THE PROBLEM
Pictures aside, repeat every entry exactly.
= = = = = = =
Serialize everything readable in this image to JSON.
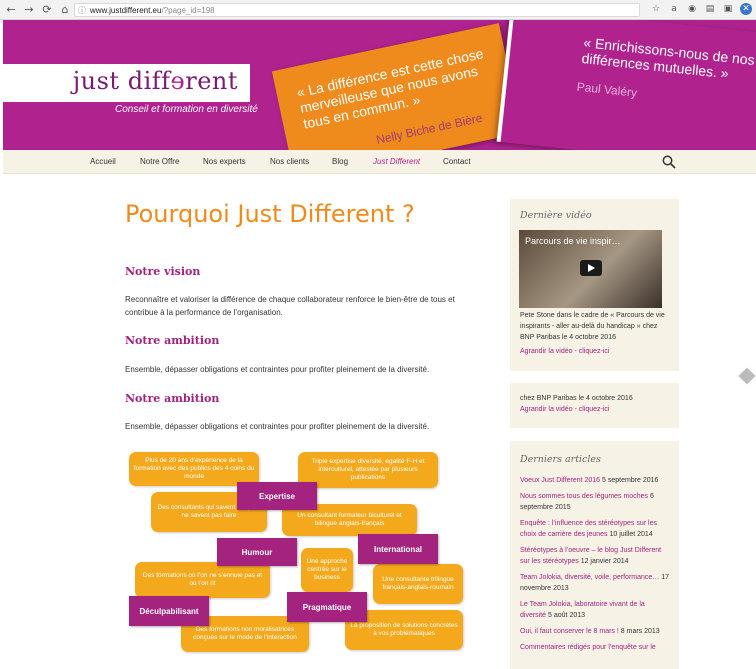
{
  "browser": {
    "url_host": "www.justdifferent.eu",
    "url_path": "/?page_id=198"
  },
  "header": {
    "logo_part1": "just diff",
    "logo_part2": "ɘ",
    "logo_part3": "rent",
    "tagline": "Conseil et formation en diversité",
    "quote1": "« La différence est cette chose merveilleuse que nous avons tous en commun. »",
    "quote1_author": "Nelly Biche de Bière",
    "quote2": "« Enrichissons-nous de nos différences mutuelles. »",
    "quote2_author": "Paul Valéry"
  },
  "menu": {
    "items": [
      "Accueil",
      "Notre Offre",
      "Nos experts",
      "Nos clients",
      "Blog",
      "Just Different",
      "Contact"
    ],
    "active": "Just Different"
  },
  "main": {
    "title": "Pourquoi Just Different ?",
    "sections": [
      {
        "heading": "Notre vision",
        "text": "Reconnaître et valoriser la différence de chaque collaborateur renforce le bien-être de tous et contribue à la performance de l’organisation."
      },
      {
        "heading": "Notre ambition",
        "text": "Ensemble, dépasser obligations et contraintes pour profiter pleinement de la diversité."
      },
      {
        "heading": "Notre ambition",
        "text": "Ensemble, dépasser obligations et contraintes pour profiter pleinement de la diversité."
      }
    ]
  },
  "diagram": {
    "orange": [
      "Plus de 20 ans d’expérience de la formation avec des publics des 4 coins du monde",
      "Triple expertise diversité, égalité F-H et interculturel, attestée par plusieurs publications",
      "Des consultants qui savent ce qu’ils ne savent pas faire",
      "Un consultant formateur biculturel et bilingue anglais-français",
      "Une approche centrée sur le business",
      "Des formations où l’on ne s’ennuie pas et où l’on rit",
      "Une consultante trilingue français-anglais-roumain",
      "Des formations non moralisatrices conçues sur le mode de l’interaction",
      "La proposition de solutions concrètes à vos problématiques"
    ],
    "purple": [
      "Expertise",
      "Humour",
      "International",
      "Déculpabilisant",
      "Pragmatique"
    ]
  },
  "sidebar": {
    "video": {
      "title": "Dernière vidéo",
      "video_title": "Parcours de vie inspir…",
      "desc": "Pete Stone dans le cadre de « Parcours de vie inspirants - aller au-delà du handicap » chez BNP Paribas le 4 octobre 2016",
      "link": "Agrandir la vidéo - cliquez-ici"
    },
    "video2": {
      "desc": "chez BNP Paribas le 4 octobre 2016",
      "link": "Agrandir la vidéo - cliquez-ici"
    },
    "articles": {
      "title": "Derniers articles",
      "items": [
        {
          "title": "Voeux Just Different 2016",
          "date": "5 septembre 2016"
        },
        {
          "title": "Nous sommes tous des légumes moches",
          "date": "6 septembre 2015"
        },
        {
          "title": "Enquête : l’influence des stéréotypes sur les choix de carrière des jeunes",
          "date": "10 juillet 2014"
        },
        {
          "title": "Stéréotypes à l’oeuvre – le blog Just Different sur les stéréotypes",
          "date": "12 janvier 2014"
        },
        {
          "title": "Team Jolokia, diversité, voile, performance…",
          "date": "17 novembre 2013"
        },
        {
          "title": "Le Team Jolokia, laboratoire vivant de la diversité",
          "date": "5 août 2013"
        },
        {
          "title": "Oui, il faut conserver le 8 mars !",
          "date": "8 mars 2013"
        },
        {
          "title": "Commentaires rédigés pour l’enquête sur le",
          "date": ""
        }
      ]
    }
  },
  "colors": {
    "purple": "#b0238f",
    "orange": "#ef8a1c",
    "cream": "#f6f2e6"
  }
}
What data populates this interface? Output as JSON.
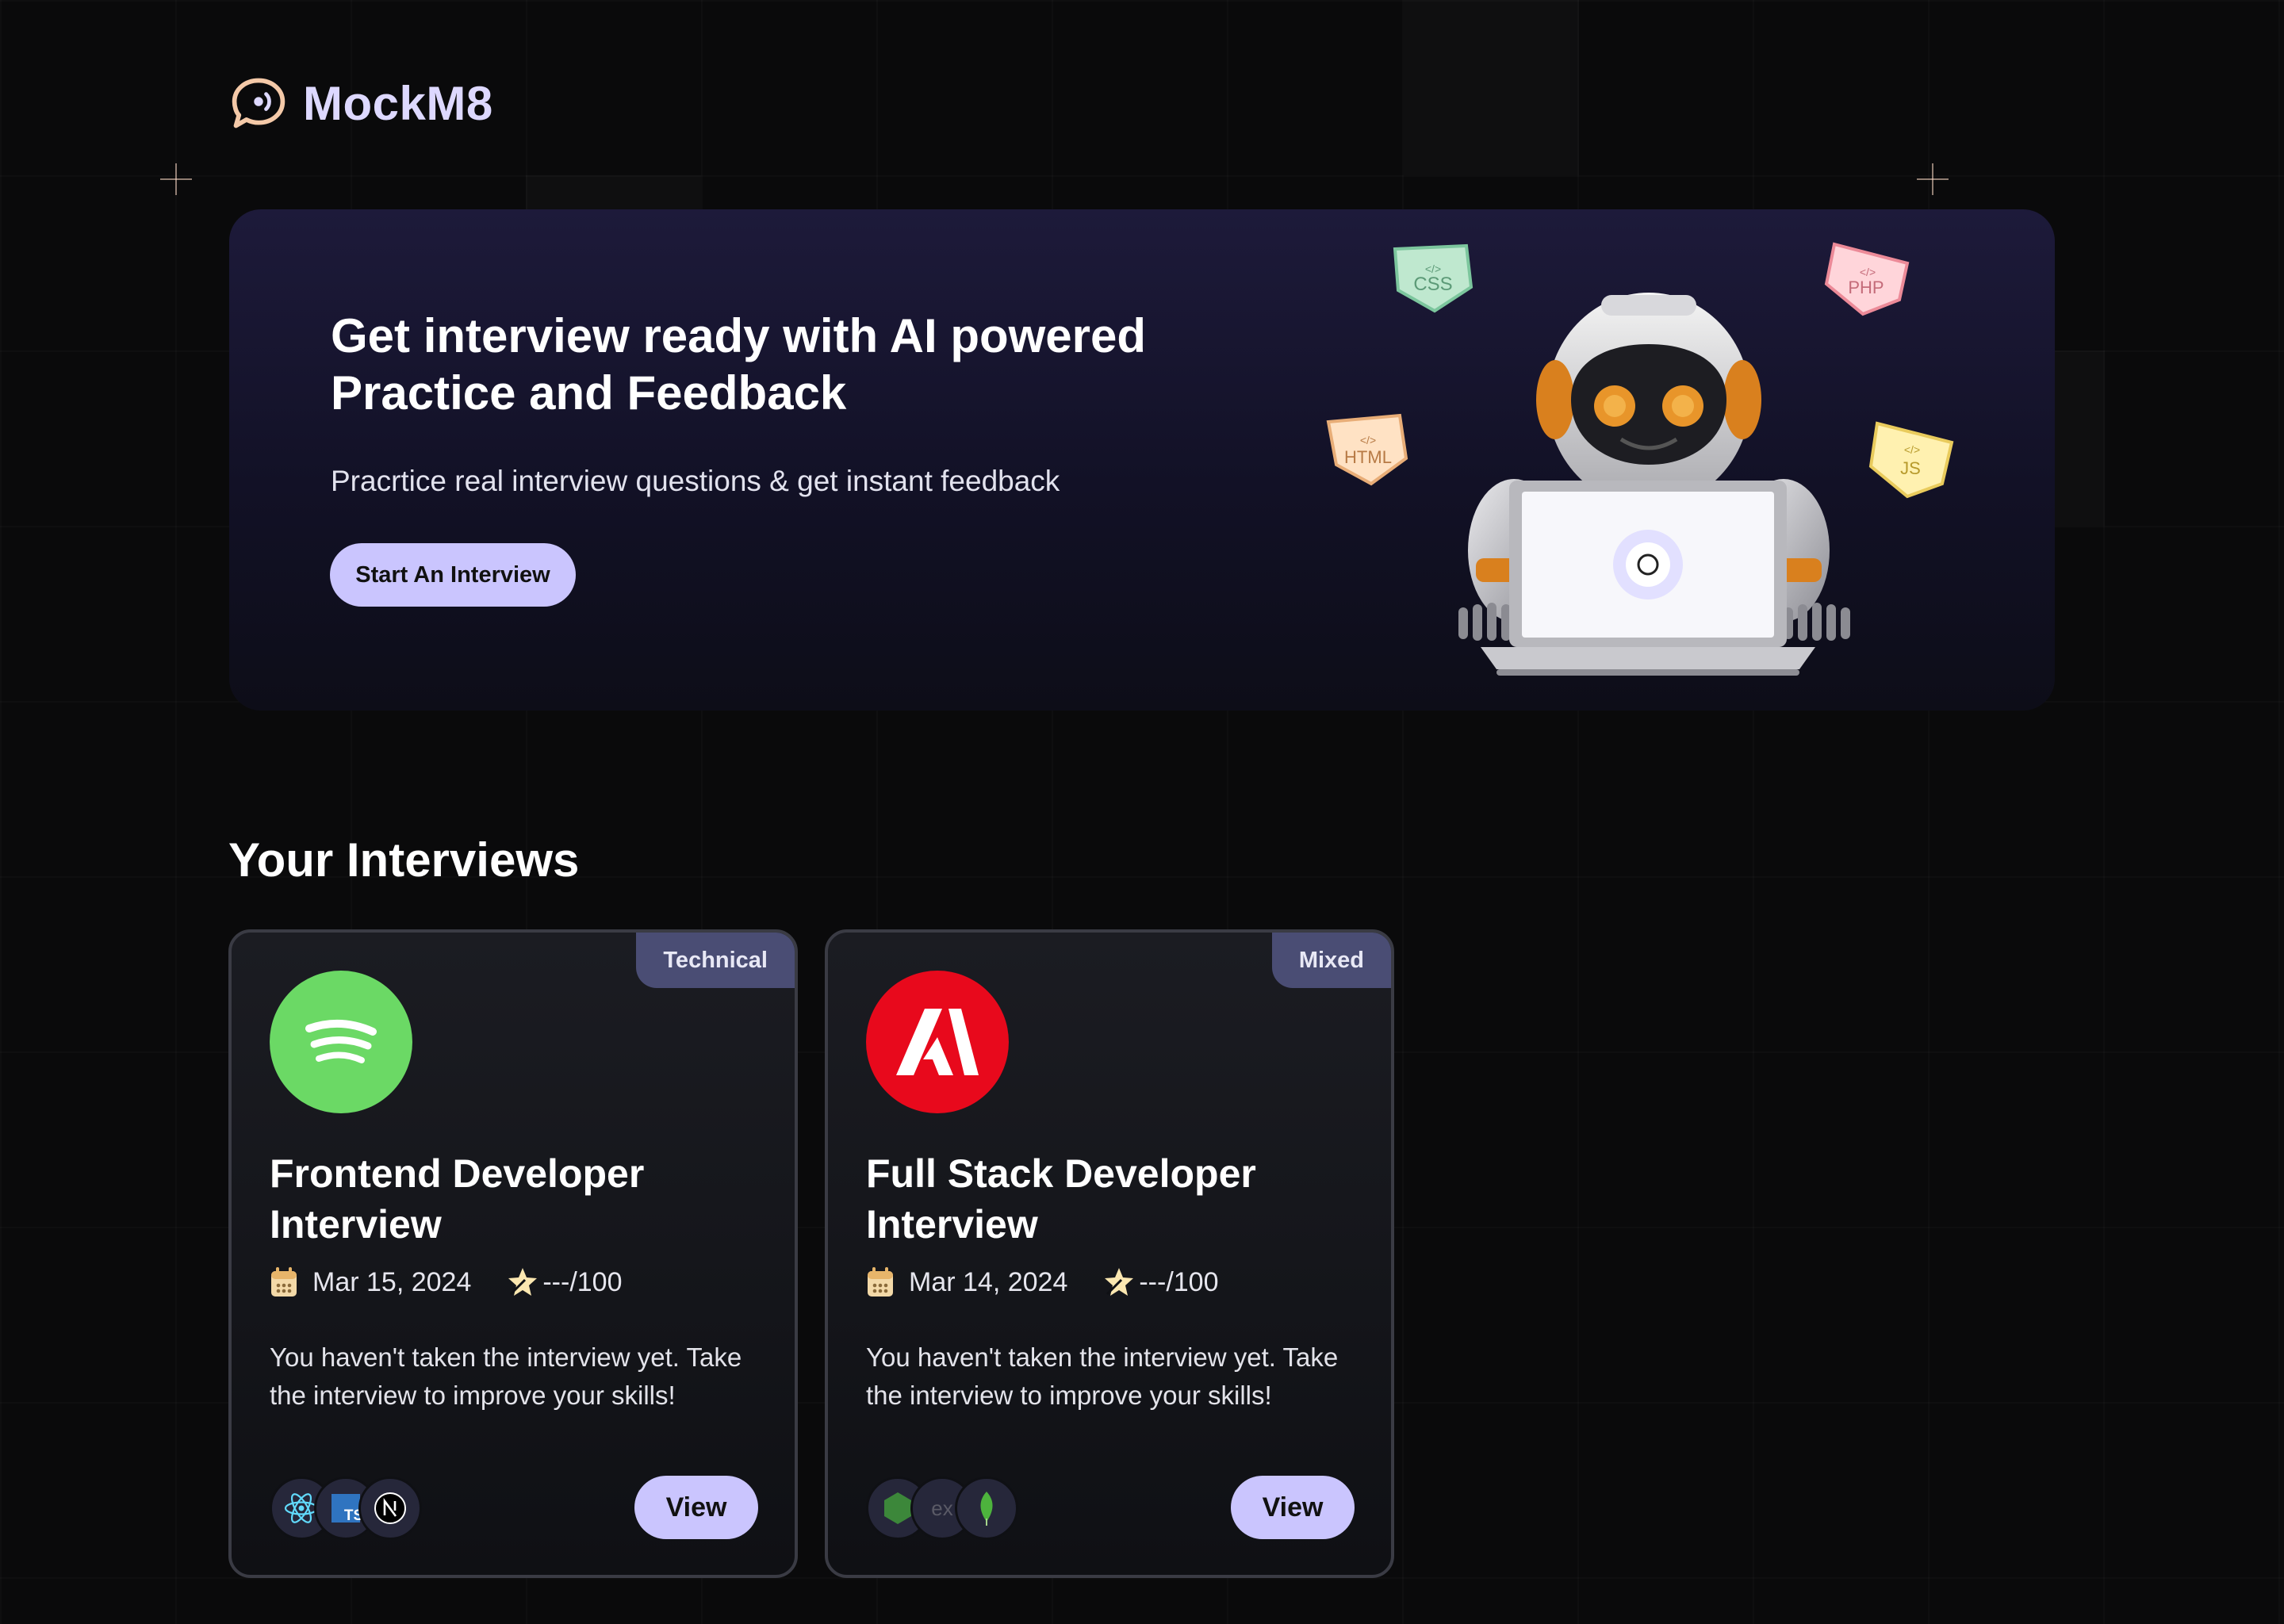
{
  "brand": {
    "name": "MockM8",
    "logo_icon": "chat-bubble-icon"
  },
  "hero": {
    "title": "Get interview ready with AI powered Practice and Feedback",
    "subtitle": "Pracrtice real interview questions & get instant feedback",
    "cta_label": "Start An Interview",
    "badges": [
      "CSS",
      "PHP",
      "HTML",
      "JS"
    ]
  },
  "section": {
    "title": "Your Interviews"
  },
  "interviews": [
    {
      "badge": "Technical",
      "company_logo": "spotify-logo",
      "title": "Frontend Developer Interview",
      "date": "Mar 15, 2024",
      "score": "---/100",
      "description": "You haven't taken the interview yet. Take the interview to improve your skills!",
      "tech_stack": [
        "react-icon",
        "typescript-icon",
        "nextjs-icon"
      ],
      "view_label": "View"
    },
    {
      "badge": "Mixed",
      "company_logo": "adobe-logo",
      "title": "Full Stack Developer Interview",
      "date": "Mar 14, 2024",
      "score": "---/100",
      "description": "You haven't taken the interview yet. Take the interview to improve your skills!",
      "tech_stack": [
        "nodejs-icon",
        "express-icon",
        "mongodb-icon"
      ],
      "view_label": "View"
    }
  ],
  "colors": {
    "accent": "#cac5fe",
    "badge_bg": "#4a4d74",
    "spotify_green": "#6bd965",
    "adobe_red": "#e8091c",
    "hero_bg": "#1d1a3a"
  }
}
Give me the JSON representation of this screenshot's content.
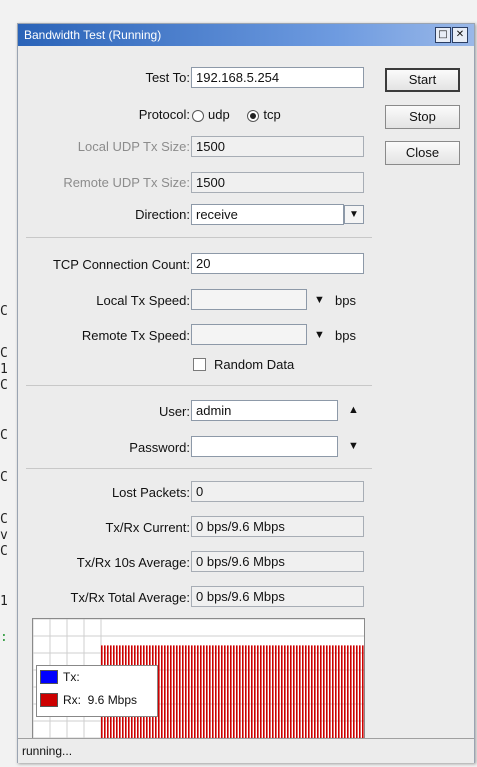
{
  "window": {
    "title": "Bandwidth Test (Running)"
  },
  "buttons": {
    "start": "Start",
    "stop": "Stop",
    "close": "Close"
  },
  "form": {
    "test_to": {
      "label": "Test To:",
      "value": "192.168.5.254"
    },
    "protocol": {
      "label": "Protocol:",
      "options": [
        "udp",
        "tcp"
      ],
      "selected": "tcp"
    },
    "local_udp_tx_size": {
      "label": "Local UDP Tx Size:",
      "value": "1500"
    },
    "remote_udp_tx_size": {
      "label": "Remote UDP Tx Size:",
      "value": "1500"
    },
    "direction": {
      "label": "Direction:",
      "value": "receive"
    },
    "tcp_connection_count": {
      "label": "TCP Connection Count:",
      "value": "20"
    },
    "local_tx_speed": {
      "label": "Local Tx Speed:",
      "value": "",
      "unit": "bps"
    },
    "remote_tx_speed": {
      "label": "Remote Tx Speed:",
      "value": "",
      "unit": "bps"
    },
    "random_data": {
      "label": "Random Data",
      "checked": false
    },
    "user": {
      "label": "User:",
      "value": "admin"
    },
    "password": {
      "label": "Password:",
      "value": ""
    }
  },
  "stats": {
    "lost_packets": {
      "label": "Lost Packets:",
      "value": "0"
    },
    "txrx_current": {
      "label": "Tx/Rx Current:",
      "value": "0 bps/9.6 Mbps"
    },
    "txrx_10s": {
      "label": "Tx/Rx 10s Average:",
      "value": "0 bps/9.6 Mbps"
    },
    "txrx_total": {
      "label": "Tx/Rx Total Average:",
      "value": "0 bps/9.6 Mbps"
    }
  },
  "graph": {
    "legend": {
      "tx_label": "Tx:",
      "rx_label": "Rx:",
      "rx_value": "9.6 Mbps"
    },
    "colors": {
      "tx": "#0000ff",
      "rx": "#cc0000"
    },
    "rx_fill_fraction": 0.78
  },
  "status_bar": {
    "text": "running..."
  },
  "background_terminal": {
    "lines": [
      "C",
      "C",
      "1",
      "C",
      "C",
      "C",
      "C",
      "v",
      "C",
      "1",
      ":"
    ]
  }
}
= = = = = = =
SOLUTION TO THE EXERCISE
Serialize everything readable in this image to JSON.
{
  "browser": {
    "url_host": "www.justdifferent.eu",
    "url_path": "/?page_id=198"
  },
  "header": {
    "logo_part1": "just diff",
    "logo_part2": "ɘ",
    "logo_part3": "rent",
    "tagline": "Conseil et formation en diversité",
    "quote1": "« La différence est cette chose merveilleuse que nous avons tous en commun. »",
    "quote1_author": "Nelly Biche de Bière",
    "quote2": "« Enrichissons-nous de nos différences mutuelles. »",
    "quote2_author": "Paul Valéry"
  },
  "menu": {
    "items": [
      "Accueil",
      "Notre Offre",
      "Nos experts",
      "Nos clients",
      "Blog",
      "Just Different",
      "Contact"
    ],
    "active": "Just Different"
  },
  "main": {
    "title": "Pourquoi Just Different ?",
    "sections": [
      {
        "heading": "Notre vision",
        "text": "Reconnaître et valoriser la différence de chaque collaborateur renforce le bien-être de tous et contribue à la performance de l’organisation."
      },
      {
        "heading": "Notre ambition",
        "text": "Ensemble, dépasser obligations et contraintes pour profiter pleinement de la diversité."
      },
      {
        "heading": "Notre ambition",
        "text": "Ensemble, dépasser obligations et contraintes pour profiter pleinement de la diversité."
      }
    ]
  },
  "diagram": {
    "orange": [
      "Plus de 20 ans d’expérience de la formation avec des publics des 4 coins du monde",
      "Triple expertise diversité, égalité F-H et interculturel, attestée par plusieurs publications",
      "Des consultants qui savent ce qu’ils ne savent pas faire",
      "Un consultant formateur biculturel et bilingue anglais-français",
      "Une approche centrée sur le business",
      "Des formations où l’on ne s’ennuie pas et où l’on rit",
      "Une consultante trilingue français-anglais-roumain",
      "Des formations non moralisatrices conçues sur le mode de l’interaction",
      "La proposition de solutions concrètes à vos problématiques"
    ],
    "purple": [
      "Expertise",
      "Humour",
      "International",
      "Déculpabilisant",
      "Pragmatique"
    ]
  },
  "sidebar": {
    "video": {
      "title": "Dernière vidéo",
      "video_title": "Parcours de vie inspir…",
      "desc": "Pete Stone dans le cadre de « Parcours de vie inspirants - aller au-delà du handicap » chez BNP Paribas le 4 octobre 2016",
      "link": "Agrandir la vidéo - cliquez-ici"
    },
    "video2": {
      "desc": "chez BNP Paribas le 4 octobre 2016",
      "link": "Agrandir la vidéo - cliquez-ici"
    },
    "articles": {
      "title": "Derniers articles",
      "items": [
        {
          "title": "Voeux Just Different 2016",
          "date": "5 septembre 2016"
        },
        {
          "title": "Nous sommes tous des légumes moches",
          "date": "6 septembre 2015"
        },
        {
          "title": "Enquête : l’influence des stéréotypes sur les choix de carrière des jeunes",
          "date": "10 juillet 2014"
        },
        {
          "title": "Stéréotypes à l’oeuvre – le blog Just Different sur les stéréotypes",
          "date": "12 janvier 2014"
        },
        {
          "title": "Team Jolokia, diversité, voile, performance…",
          "date": "17 novembre 2013"
        },
        {
          "title": "Le Team Jolokia, laboratoire vivant de la diversité",
          "date": "5 août 2013"
        },
        {
          "title": "Oui, il faut conserver le 8 mars !",
          "date": "8 mars 2013"
        },
        {
          "title": "Commentaires rédigés pour l’enquête sur le",
          "date": ""
        }
      ]
    }
  },
  "colors": {
    "purple": "#b0238f",
    "orange": "#ef8a1c",
    "cream": "#f6f2e6"
  }
}
What data populates this interface? Output as JSON.
{
  "brand": {
    "name": "MockM8",
    "logo_icon": "chat-bubble-icon"
  },
  "hero": {
    "title": "Get interview ready with AI powered Practice and Feedback",
    "subtitle": "Pracrtice real interview questions & get instant feedback",
    "cta_label": "Start An Interview",
    "badges": [
      "CSS",
      "PHP",
      "HTML",
      "JS"
    ]
  },
  "section": {
    "title": "Your Interviews"
  },
  "interviews": [
    {
      "badge": "Technical",
      "company_logo": "spotify-logo",
      "title": "Frontend Developer Interview",
      "date": "Mar 15, 2024",
      "score": "---/100",
      "description": "You haven't taken the interview yet. Take the interview to improve your skills!",
      "tech_stack": [
        "react-icon",
        "typescript-icon",
        "nextjs-icon"
      ],
      "view_label": "View"
    },
    {
      "badge": "Mixed",
      "company_logo": "adobe-logo",
      "title": "Full Stack Developer Interview",
      "date": "Mar 14, 2024",
      "score": "---/100",
      "description": "You haven't taken the interview yet. Take the interview to improve your skills!",
      "tech_stack": [
        "nodejs-icon",
        "express-icon",
        "mongodb-icon"
      ],
      "view_label": "View"
    }
  ],
  "colors": {
    "accent": "#cac5fe",
    "badge_bg": "#4a4d74",
    "spotify_green": "#6bd965",
    "adobe_red": "#e8091c",
    "hero_bg": "#1d1a3a"
  }
}
Give me the JSON representation of this screenshot's content.
{
  "window": {
    "title": "Bandwidth Test (Running)"
  },
  "buttons": {
    "start": "Start",
    "stop": "Stop",
    "close": "Close"
  },
  "form": {
    "test_to": {
      "label": "Test To:",
      "value": "192.168.5.254"
    },
    "protocol": {
      "label": "Protocol:",
      "options": [
        "udp",
        "tcp"
      ],
      "selected": "tcp"
    },
    "local_udp_tx_size": {
      "label": "Local UDP Tx Size:",
      "value": "1500"
    },
    "remote_udp_tx_size": {
      "label": "Remote UDP Tx Size:",
      "value": "1500"
    },
    "direction": {
      "label": "Direction:",
      "value": "receive"
    },
    "tcp_connection_count": {
      "label": "TCP Connection Count:",
      "value": "20"
    },
    "local_tx_speed": {
      "label": "Local Tx Speed:",
      "value": "",
      "unit": "bps"
    },
    "remote_tx_speed": {
      "label": "Remote Tx Speed:",
      "value": "",
      "unit": "bps"
    },
    "random_data": {
      "label": "Random Data",
      "checked": false
    },
    "user": {
      "label": "User:",
      "value": "admin"
    },
    "password": {
      "label": "Password:",
      "value": ""
    }
  },
  "stats": {
    "lost_packets": {
      "label": "Lost Packets:",
      "value": "0"
    },
    "txrx_current": {
      "label": "Tx/Rx Current:",
      "value": "0 bps/9.6 Mbps"
    },
    "txrx_10s": {
      "label": "Tx/Rx 10s Average:",
      "value": "0 bps/9.6 Mbps"
    },
    "txrx_total": {
      "label": "Tx/Rx Total Average:",
      "value": "0 bps/9.6 Mbps"
    }
  },
  "graph": {
    "legend": {
      "tx_label": "Tx:",
      "rx_label": "Rx:",
      "rx_value": "9.6 Mbps"
    },
    "colors": {
      "tx": "#0000ff",
      "rx": "#cc0000"
    },
    "rx_fill_fraction": 0.78
  },
  "status_bar": {
    "text": "running..."
  },
  "background_terminal": {
    "lines": [
      "C",
      "C",
      "1",
      "C",
      "C",
      "C",
      "C",
      "v",
      "C",
      "1",
      ":"
    ]
  }
}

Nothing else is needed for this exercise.